The average Cedar Park homeowner is now paying roughly $500 more annually to their city council than they did just six years ago—and if residents aren’t wary of the candidates in their upcoming local election, they could find themselves paying even more.
Cedar Park citizens will soon vote to elect three city council members, but three candidates in the race have already demonstrated the kind of decisions they’d make in office—including raising taxes and using that money to make special deals with hand-picked businesses.
Candidates Anne Duffy, Heather Jefts, and Stephen Thomas are all incumbents running for re-election on the city council, and they all have consistently voted to raise taxes. Duffy and Jefts have voted for higher taxes both years they’ve been in office, and Thomas continually has during his intermittent terms since 2005.
All three candidates have also voted to use citizens’ cash on corrupt deals with hand-picked businesses.
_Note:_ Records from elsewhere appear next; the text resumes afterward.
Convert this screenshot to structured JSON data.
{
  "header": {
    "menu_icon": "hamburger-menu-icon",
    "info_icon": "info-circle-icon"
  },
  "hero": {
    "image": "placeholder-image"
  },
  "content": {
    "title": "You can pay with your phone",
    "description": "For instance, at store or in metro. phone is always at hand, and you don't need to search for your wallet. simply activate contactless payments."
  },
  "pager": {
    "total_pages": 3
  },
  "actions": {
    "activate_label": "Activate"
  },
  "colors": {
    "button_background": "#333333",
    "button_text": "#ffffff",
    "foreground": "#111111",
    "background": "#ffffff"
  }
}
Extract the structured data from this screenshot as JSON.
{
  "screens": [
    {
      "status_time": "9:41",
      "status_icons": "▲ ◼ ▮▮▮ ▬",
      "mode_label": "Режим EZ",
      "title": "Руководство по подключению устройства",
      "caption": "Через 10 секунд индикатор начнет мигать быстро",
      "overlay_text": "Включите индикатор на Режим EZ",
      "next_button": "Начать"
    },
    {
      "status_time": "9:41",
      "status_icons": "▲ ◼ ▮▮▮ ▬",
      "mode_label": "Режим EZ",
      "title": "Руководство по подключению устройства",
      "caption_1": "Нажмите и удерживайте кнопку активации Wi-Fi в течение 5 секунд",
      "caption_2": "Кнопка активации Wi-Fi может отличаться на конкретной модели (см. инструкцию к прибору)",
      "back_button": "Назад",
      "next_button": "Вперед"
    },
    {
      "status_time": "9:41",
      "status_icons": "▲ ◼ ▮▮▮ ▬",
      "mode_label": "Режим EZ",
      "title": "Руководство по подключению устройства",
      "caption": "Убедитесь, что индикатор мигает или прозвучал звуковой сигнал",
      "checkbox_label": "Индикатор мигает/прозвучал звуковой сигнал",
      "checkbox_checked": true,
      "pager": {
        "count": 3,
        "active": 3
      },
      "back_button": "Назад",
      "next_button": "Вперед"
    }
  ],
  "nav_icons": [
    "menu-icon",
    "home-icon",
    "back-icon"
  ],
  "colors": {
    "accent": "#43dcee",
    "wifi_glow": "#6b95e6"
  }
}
Here’s how these deals, commonly called “economic development agreements,” work: City council takes citizens’ tax money and gives it to a business they like, and in addition to the cash, city officials will often throw in other special perks such as tax rebates or even complete exemption from taxes.
Duffy, Jefts, and Thomas have all voted to hand over $1.5 million of citizens’ money to Alamo Drafthouse, and most recently, city council is planning a massive $60 million giveaway to a mixed-use development in town. All three candidates supported the deal.
To put it in perspective, the deals would be like city council officials knocking on your door, demanding you pay full taxes, then taking your money across the street and giving it to your next-door neighbor. Oh, and that neighbor doesn’t have to pay any taxes either.
Not exactly justice.
All three candidates have attempted to justify their actions on their websites, saying they’ve voted to lower the tax rate and, according to Anne Duffy’s “accomplishments” page, “authorized [an] Economic Development agreement [that brought] hundreds of jobs to Cedar Park with Hyliion.”
When it comes to taxes, lowering the tax rate doesn’t always mean lower tax bills. With the complicated way property taxes are calculated, local government officials can lower the tax rate from the previous year and still increase how much cash they’re actually taking out of your pocket.
And prior to setting the budget, officials are given data on the various tax rates they could set for that year and what the consequences will be—meaning they know beforehand if they’re actually increasing tax bills.
When it comes to corrupt deals, officials such as Duffy claim that giving away citizens’ money to a hand-picked company is a good investment to bring jobs to town.
Tell that to the local homeowners and family businesses who don’t get special perks and are actually paying for the other corporation’s exclusive benefits.
On top of the practice being unjust, it is well demonstrated that businesses don’t make their relocation decisions based on a local government’s handouts; plus, those handouts are often worth pathetically small and inconsequential fractions of the companies they try to “lure.”
The bottom line in all of this is: Cedar Park’s city council has taken more of citizens’ cash and used it on unjust, unnecessary special deals for privileged businesses. And while they have done that, the average homeowner could have had hundreds more in their wallet to provide for their families.
Duffy, Jefts, and Thomas have already demonstrated the decisions they’ll make, and all face opponents in the upcoming election.
Early voting runs from April 22-29, with Election Day on May 4.